The head-turning, musky scent of truffles fills restaurants this time of year. Chances are, if you’re dining at local eateries that like to get liberal with these treasures, such as Renato’s or La Masseria, those truffles are coming from David Iannetta, aka the Truffle Guy. The Italian native grew up in the industry and imports the flavorful fungi from his hometown of Bojano, located in the mountains of Molise, one of the country’s top producing regions. In honor of truffle season, Iannetta shares need-to-know facts about these mysterious morsels.
- The subterranean fungi grow at the roots of a variety of trees—including oak, pine, and hazelnut—in a symbiotic relationship. Soft, well-irrigated soil encourages their growth.
The weather determines truffle availability. A robust bounty requires a rainy summer, and a drought could send prices soaring, which was the case two years ago when white truffles went for nearly $3,000 a pound.
- It takes months to train dogs to hunt for truffles, making them a target for competitors who may try to steal or poison them. Today, the curly haired Lagotto Romagnolo dogs are bred specifically to sniff out truffles.White truffles, in peak season from November through the first week of January, boast the most pungent flavor and are the priciest. Black winter truffles, peaking in January through March, are second in both price and flavor.
- What’s Iannetta’s favorite way to savor truffles? “On top of scrambled eggs with a little bit of truffle oil,” he says. “Or on top of risotto, filet mignon, or a porterhouse steak.
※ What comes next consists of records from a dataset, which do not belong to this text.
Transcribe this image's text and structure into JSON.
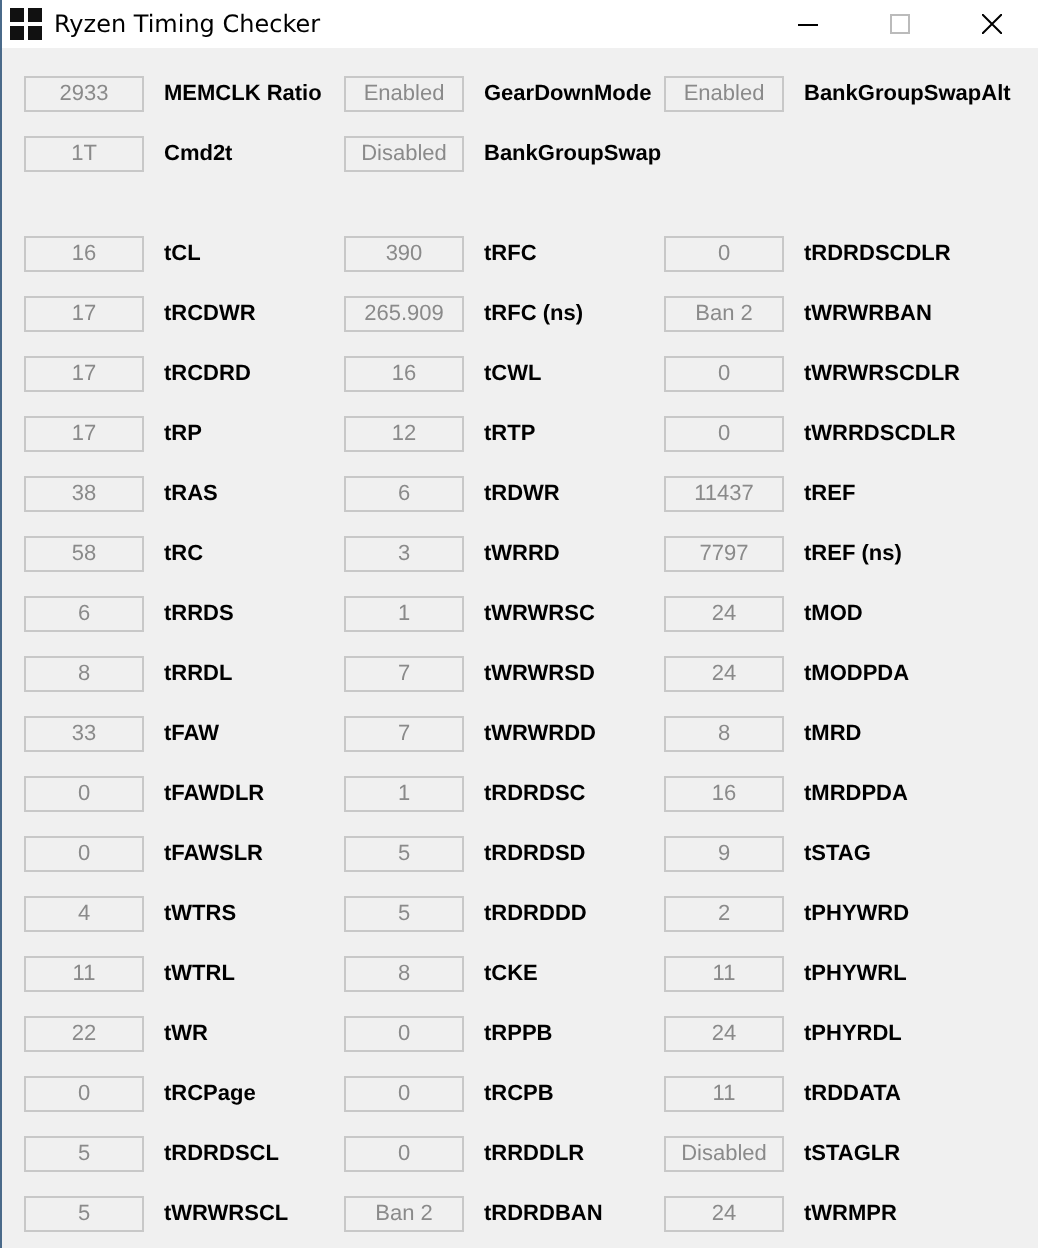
{
  "window": {
    "title": "Ryzen Timing Checker"
  },
  "settings_rows": [
    [
      {
        "reading": "2933",
        "name": "MEMCLK Ratio"
      },
      {
        "reading": "Enabled",
        "name": "GearDownMode"
      },
      {
        "reading": "Enabled",
        "name": "BankGroupSwapAlt"
      }
    ],
    [
      {
        "reading": "1T",
        "name": "Cmd2t"
      },
      {
        "reading": "Disabled",
        "name": "BankGroupSwap"
      }
    ]
  ],
  "timing_rows": [
    [
      {
        "reading": "16",
        "name": "tCL"
      },
      {
        "reading": "390",
        "name": "tRFC"
      },
      {
        "reading": "0",
        "name": "tRDRDSCDLR"
      }
    ],
    [
      {
        "reading": "17",
        "name": "tRCDWR"
      },
      {
        "reading": "265.909",
        "name": "tRFC (ns)"
      },
      {
        "reading": "Ban 2",
        "name": "tWRWRBAN"
      }
    ],
    [
      {
        "reading": "17",
        "name": "tRCDRD"
      },
      {
        "reading": "16",
        "name": "tCWL"
      },
      {
        "reading": "0",
        "name": "tWRWRSCDLR"
      }
    ],
    [
      {
        "reading": "17",
        "name": "tRP"
      },
      {
        "reading": "12",
        "name": "tRTP"
      },
      {
        "reading": "0",
        "name": "tWRRDSCDLR"
      }
    ],
    [
      {
        "reading": "38",
        "name": "tRAS"
      },
      {
        "reading": "6",
        "name": "tRDWR"
      },
      {
        "reading": "11437",
        "name": "tREF"
      }
    ],
    [
      {
        "reading": "58",
        "name": "tRC"
      },
      {
        "reading": "3",
        "name": "tWRRD"
      },
      {
        "reading": "7797",
        "name": "tREF (ns)"
      }
    ],
    [
      {
        "reading": "6",
        "name": "tRRDS"
      },
      {
        "reading": "1",
        "name": "tWRWRSC"
      },
      {
        "reading": "24",
        "name": "tMOD"
      }
    ],
    [
      {
        "reading": "8",
        "name": "tRRDL"
      },
      {
        "reading": "7",
        "name": "tWRWRSD"
      },
      {
        "reading": "24",
        "name": "tMODPDA"
      }
    ],
    [
      {
        "reading": "33",
        "name": "tFAW"
      },
      {
        "reading": "7",
        "name": "tWRWRDD"
      },
      {
        "reading": "8",
        "name": "tMRD"
      }
    ],
    [
      {
        "reading": "0",
        "name": "tFAWDLR"
      },
      {
        "reading": "1",
        "name": "tRDRDSC"
      },
      {
        "reading": "16",
        "name": "tMRDPDA"
      }
    ],
    [
      {
        "reading": "0",
        "name": "tFAWSLR"
      },
      {
        "reading": "5",
        "name": "tRDRDSD"
      },
      {
        "reading": "9",
        "name": "tSTAG"
      }
    ],
    [
      {
        "reading": "4",
        "name": "tWTRS"
      },
      {
        "reading": "5",
        "name": "tRDRDDD"
      },
      {
        "reading": "2",
        "name": "tPHYWRD"
      }
    ],
    [
      {
        "reading": "11",
        "name": "tWTRL"
      },
      {
        "reading": "8",
        "name": "tCKE"
      },
      {
        "reading": "11",
        "name": "tPHYWRL"
      }
    ],
    [
      {
        "reading": "22",
        "name": "tWR"
      },
      {
        "reading": "0",
        "name": "tRPPB"
      },
      {
        "reading": "24",
        "name": "tPHYRDL"
      }
    ],
    [
      {
        "reading": "0",
        "name": "tRCPage"
      },
      {
        "reading": "0",
        "name": "tRCPB"
      },
      {
        "reading": "11",
        "name": "tRDDATA"
      }
    ],
    [
      {
        "reading": "5",
        "name": "tRDRDSCL"
      },
      {
        "reading": "0",
        "name": "tRRDDLR"
      },
      {
        "reading": "Disabled",
        "name": "tSTAGLR"
      }
    ],
    [
      {
        "reading": "5",
        "name": "tWRWRSCL"
      },
      {
        "reading": "Ban 2",
        "name": "tRDRDBAN"
      },
      {
        "reading": "24",
        "name": "tWRMPR"
      }
    ]
  ]
}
And always with a good Barolo.”
Follow Iannetta’s adventures on Instagram @truffleguy.wpb